Why You Should Want to Retire In Your Fifties
People often think of early retirement as something of a pipe dream.
And if you have low income or high expenses, it’s admittedly a difficult goal to achieve. But it’s a worthwhile goal no matter what your circumstances are.
Consider the possibilities of what may develop by the time you’re 55:
- You may be over your current career. By the time you hit your 50s, you may want to get into something completely different. Early retirement will enable you to transition into something that pays less.
- Your employer may be done with you. While it’s nice to think we’ll all be able to exit our careers on our own terms, layoffs are a fact of life. And people over 50 are often the first to go.
- You may want a new adventure. Maybe you want to live at the beach and fish or shift into volunteer work. If you’re able to retire early, you’ll be able to do those things.

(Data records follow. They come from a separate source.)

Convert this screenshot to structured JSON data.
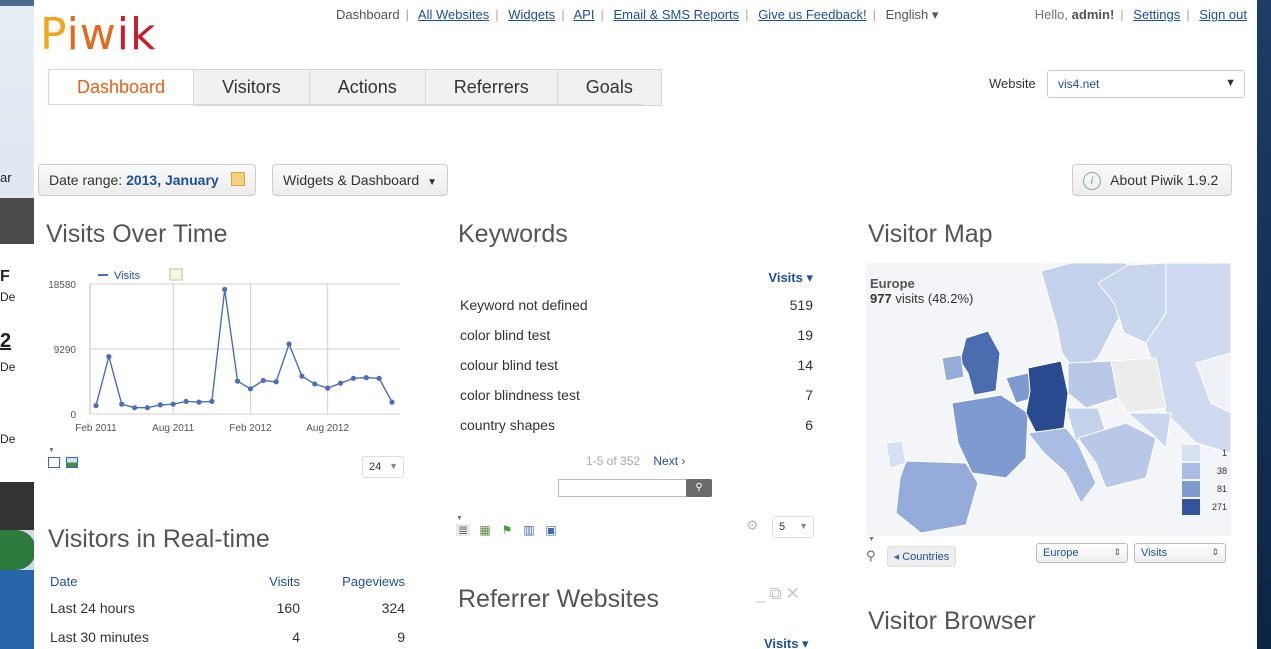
{
  "desktop": {
    "left_fragments": [
      "ar",
      "F",
      "De",
      "2",
      "De",
      "De"
    ]
  },
  "logo": "Piwik",
  "top_nav": {
    "items": [
      "Dashboard",
      "All Websites",
      "Widgets",
      "API",
      "Email & SMS Reports",
      "Give us Feedback!",
      "English ▾"
    ]
  },
  "user_nav": {
    "greeting": "Hello,",
    "user": "admin!",
    "settings": "Settings",
    "signout": "Sign out"
  },
  "tabs": [
    "Dashboard",
    "Visitors",
    "Actions",
    "Referrers",
    "Goals"
  ],
  "website": {
    "label": "Website",
    "value": "vis4.net"
  },
  "toolbar": {
    "date_label": "Date range:",
    "date_value": "2013, January",
    "widgets_button": "Widgets & Dashboard",
    "about": "About Piwik 1.9.2"
  },
  "visits_over_time": {
    "title": "Visits Over Time",
    "limit": "24"
  },
  "chart_data": {
    "type": "line",
    "legend": [
      "Visits"
    ],
    "x_tick_labels": [
      "Feb 2011",
      "Aug 2011",
      "Feb 2012",
      "Aug 2012"
    ],
    "y_tick_labels": [
      "18580",
      "9290",
      "0"
    ],
    "ylim": [
      0,
      18580
    ],
    "grid": true,
    "series": [
      {
        "name": "Visits",
        "color": "#4c6fb4",
        "values": [
          1200,
          8200,
          1400,
          900,
          900,
          1300,
          1400,
          1800,
          1700,
          1800,
          17800,
          4700,
          3600,
          4800,
          4600,
          10000,
          5400,
          4300,
          3700,
          4400,
          5100,
          5200,
          5100,
          1700
        ]
      }
    ]
  },
  "keywords": {
    "title": "Keywords",
    "column": "Visits ▾",
    "rows": [
      {
        "label": "Keyword not defined",
        "value": "519"
      },
      {
        "label": "color blind test",
        "value": "19"
      },
      {
        "label": "colour blind test",
        "value": "14"
      },
      {
        "label": "color blindness test",
        "value": "7"
      },
      {
        "label": "country shapes",
        "value": "6"
      }
    ],
    "pager": "1-5 of 352",
    "next": "Next ›",
    "limit": "5"
  },
  "realtime": {
    "title": "Visitors in Real-time",
    "headers": [
      "Date",
      "Visits",
      "Pageviews"
    ],
    "rows": [
      [
        "Last 24 hours",
        "160",
        "324"
      ],
      [
        "Last 30 minutes",
        "4",
        "9"
      ]
    ]
  },
  "referrer_websites": {
    "title": "Referrer Websites",
    "column": "Visits ▾"
  },
  "visitor_map": {
    "title": "Visitor Map",
    "region": "Europe",
    "visits_bold": "977",
    "visits_rest": "visits (48.2%)",
    "legend": [
      {
        "value": "1",
        "color": "#d6e0f0"
      },
      {
        "value": "38",
        "color": "#a9bde2"
      },
      {
        "value": "81",
        "color": "#7e9acf"
      },
      {
        "value": "271",
        "color": "#34559c"
      }
    ],
    "countries_btn": "Countries",
    "region_select": "Europe",
    "metric_select": "Visits"
  },
  "visitor_browser": {
    "title": "Visitor Browser"
  }
}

- You need to take care of personal issues. It could be a change in your health. You no longer want to work as hard and want more time to improve your health. You may also need time to care for an aging family member or a loved one in crisis. If you can retire early, you’ll have that ability.
- You may not have as much time in life. None of us know how long we’re going to live. But if your family history suggests a shorter than normal life, retiring early will be highly desirable. And who knows – it may even lengthen your life!
In the end, early retirement is mostly about creating options in your life. And by the time you reach your 50s, you’ll almost certainly need those options.
If You Retire Early, Retire Safely
Based on our discussion, you can see that to retire at 55 you’ll need to create a series of many strategies.
It’s almost impossible to carry out one without also doing the others.
But if you can get everything working in the same direction, you will be able to retire at 55 or sooner. Just remember that preparing for early retirement is a long-term process.
Realistically, you’ll need at least 20 or 30 years to make it work. Be realistic, and be persistent, and you’ll get there.